Your objective: For the listing below, how many lines contain the word "Level"? Answer with only that figure.

Input data:
——

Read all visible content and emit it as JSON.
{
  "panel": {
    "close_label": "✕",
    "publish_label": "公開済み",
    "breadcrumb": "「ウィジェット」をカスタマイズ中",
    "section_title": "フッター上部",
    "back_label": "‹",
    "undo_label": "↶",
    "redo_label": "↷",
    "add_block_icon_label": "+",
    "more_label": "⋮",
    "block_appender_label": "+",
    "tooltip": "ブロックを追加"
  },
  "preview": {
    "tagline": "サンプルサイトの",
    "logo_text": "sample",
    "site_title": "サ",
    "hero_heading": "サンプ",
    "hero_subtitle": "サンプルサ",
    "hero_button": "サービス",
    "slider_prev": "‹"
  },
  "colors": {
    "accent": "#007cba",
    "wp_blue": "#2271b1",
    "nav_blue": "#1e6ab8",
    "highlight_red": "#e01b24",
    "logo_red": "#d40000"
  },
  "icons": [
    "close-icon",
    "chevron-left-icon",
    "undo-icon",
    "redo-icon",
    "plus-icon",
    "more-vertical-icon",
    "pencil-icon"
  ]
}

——

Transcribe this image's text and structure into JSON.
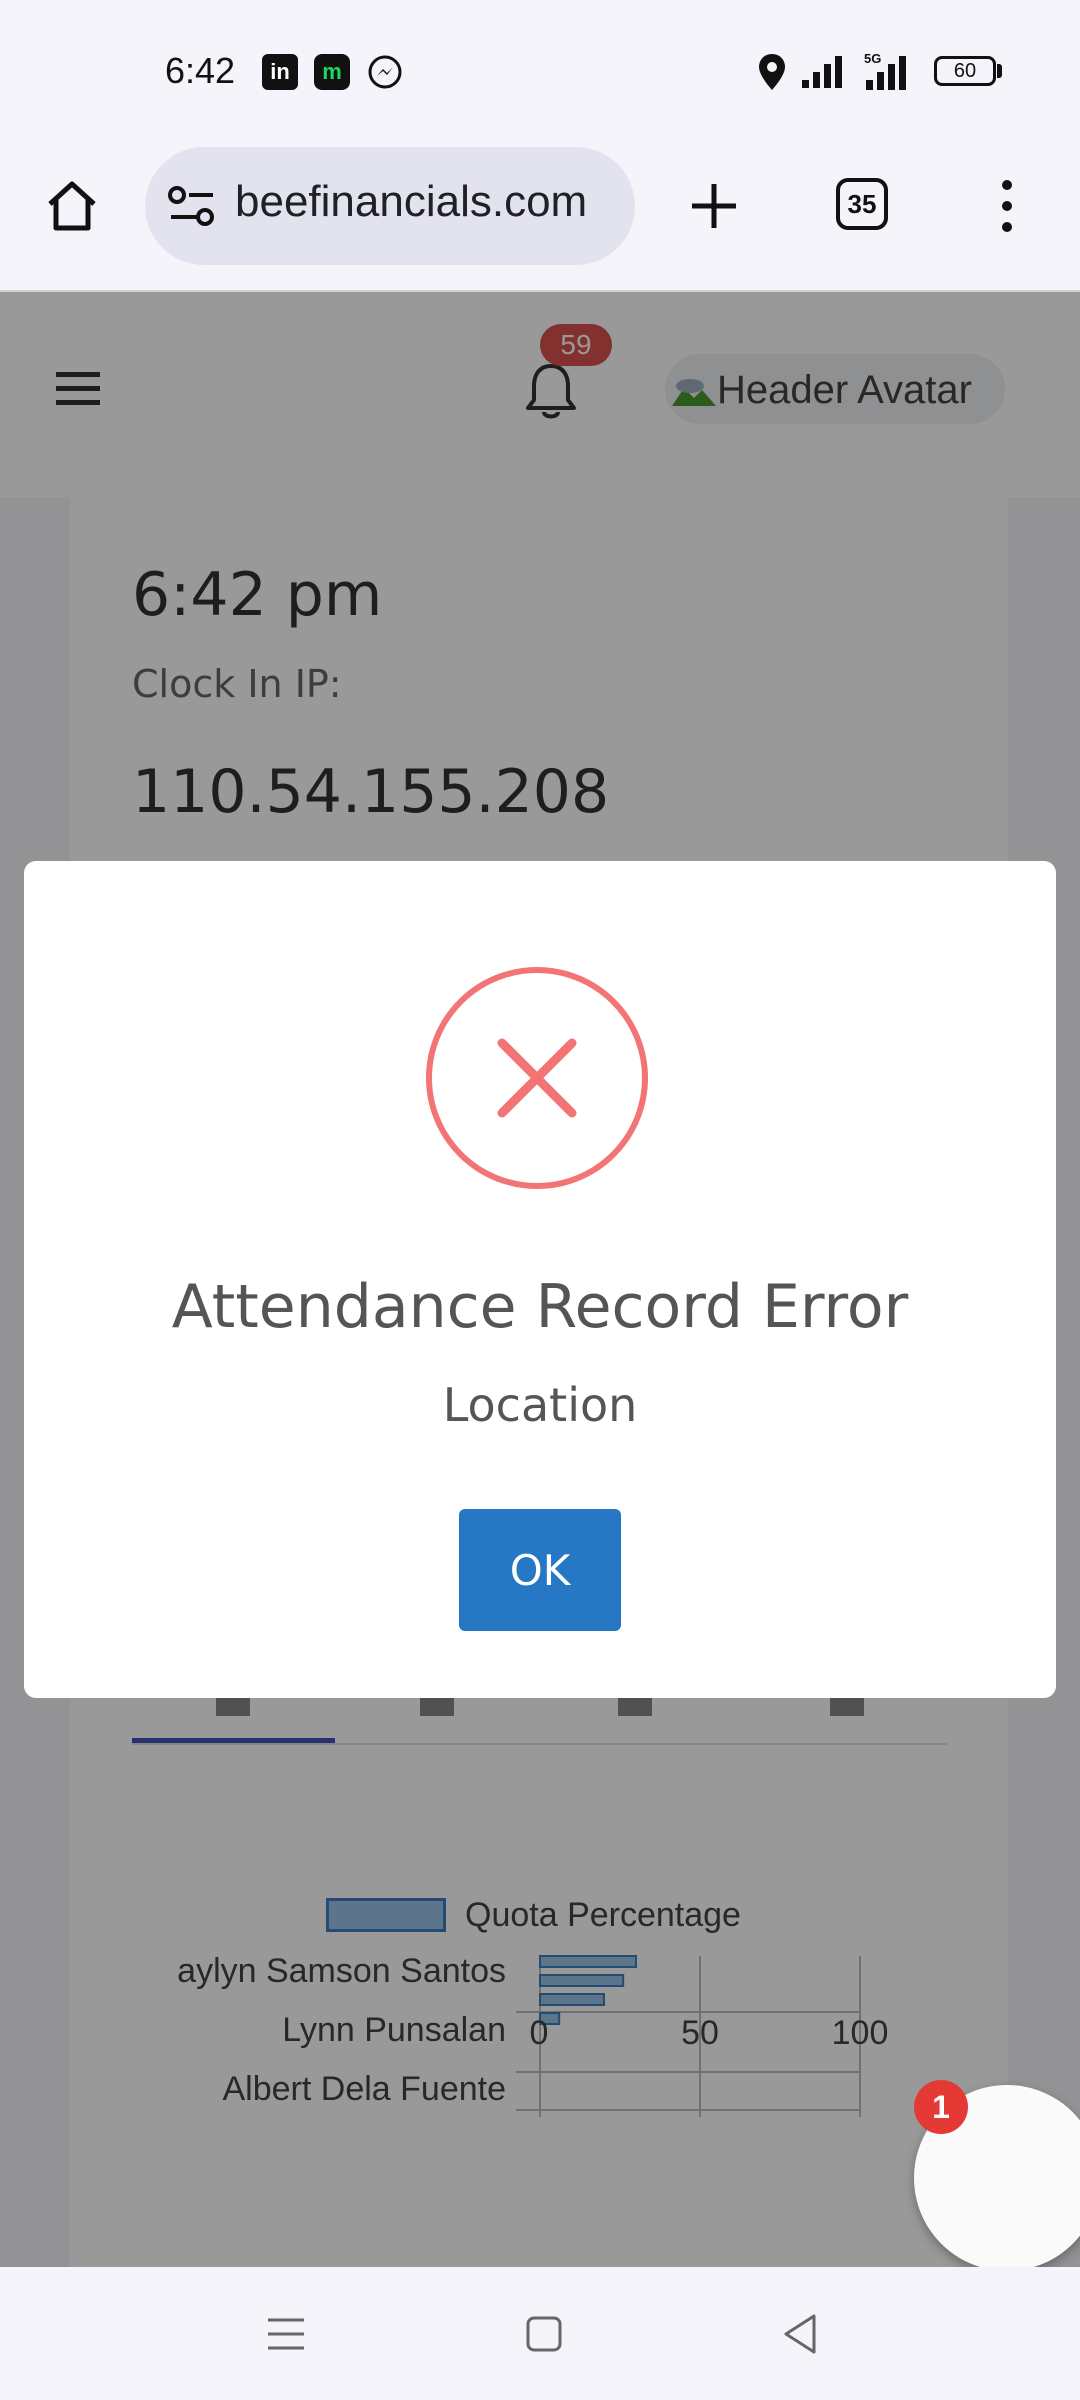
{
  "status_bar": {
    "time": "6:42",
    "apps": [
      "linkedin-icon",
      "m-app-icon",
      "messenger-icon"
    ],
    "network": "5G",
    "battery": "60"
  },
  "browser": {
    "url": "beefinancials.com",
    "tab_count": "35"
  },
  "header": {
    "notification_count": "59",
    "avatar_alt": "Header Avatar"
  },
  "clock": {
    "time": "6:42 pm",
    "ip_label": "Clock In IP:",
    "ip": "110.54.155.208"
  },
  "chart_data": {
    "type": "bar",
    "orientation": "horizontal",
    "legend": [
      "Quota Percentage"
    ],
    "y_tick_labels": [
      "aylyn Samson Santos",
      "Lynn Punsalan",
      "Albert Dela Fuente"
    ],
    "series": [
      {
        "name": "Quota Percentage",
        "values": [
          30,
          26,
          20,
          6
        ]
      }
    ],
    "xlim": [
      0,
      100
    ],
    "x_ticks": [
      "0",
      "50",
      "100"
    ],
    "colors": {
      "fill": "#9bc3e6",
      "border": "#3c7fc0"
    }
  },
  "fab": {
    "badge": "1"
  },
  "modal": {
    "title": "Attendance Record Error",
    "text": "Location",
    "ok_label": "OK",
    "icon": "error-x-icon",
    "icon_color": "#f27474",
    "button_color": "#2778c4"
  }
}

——

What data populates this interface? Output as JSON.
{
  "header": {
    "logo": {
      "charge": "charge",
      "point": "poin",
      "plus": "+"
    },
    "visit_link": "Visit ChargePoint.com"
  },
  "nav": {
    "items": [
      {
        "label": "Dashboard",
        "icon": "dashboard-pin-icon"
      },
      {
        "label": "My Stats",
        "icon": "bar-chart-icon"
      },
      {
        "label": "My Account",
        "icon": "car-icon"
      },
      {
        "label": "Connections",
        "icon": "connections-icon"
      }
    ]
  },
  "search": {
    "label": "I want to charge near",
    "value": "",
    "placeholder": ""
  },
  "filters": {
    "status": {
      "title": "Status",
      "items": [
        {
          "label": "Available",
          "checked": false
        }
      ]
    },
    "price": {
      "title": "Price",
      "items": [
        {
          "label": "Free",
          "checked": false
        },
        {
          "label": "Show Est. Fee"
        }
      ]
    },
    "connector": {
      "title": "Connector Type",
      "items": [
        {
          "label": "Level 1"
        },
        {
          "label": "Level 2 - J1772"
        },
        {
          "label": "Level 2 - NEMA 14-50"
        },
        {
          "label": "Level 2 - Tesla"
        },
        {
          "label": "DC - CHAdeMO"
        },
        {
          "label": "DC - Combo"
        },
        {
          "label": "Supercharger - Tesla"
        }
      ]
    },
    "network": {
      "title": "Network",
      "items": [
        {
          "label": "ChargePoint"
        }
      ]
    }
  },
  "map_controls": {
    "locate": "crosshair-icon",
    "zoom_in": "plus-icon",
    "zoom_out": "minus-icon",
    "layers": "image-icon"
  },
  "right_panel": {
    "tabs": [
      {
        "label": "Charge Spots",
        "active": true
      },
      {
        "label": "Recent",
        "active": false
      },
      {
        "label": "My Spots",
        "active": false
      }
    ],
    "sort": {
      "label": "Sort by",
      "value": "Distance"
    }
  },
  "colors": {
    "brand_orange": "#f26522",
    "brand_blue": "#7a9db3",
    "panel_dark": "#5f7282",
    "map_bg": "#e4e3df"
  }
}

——

Answer below: 4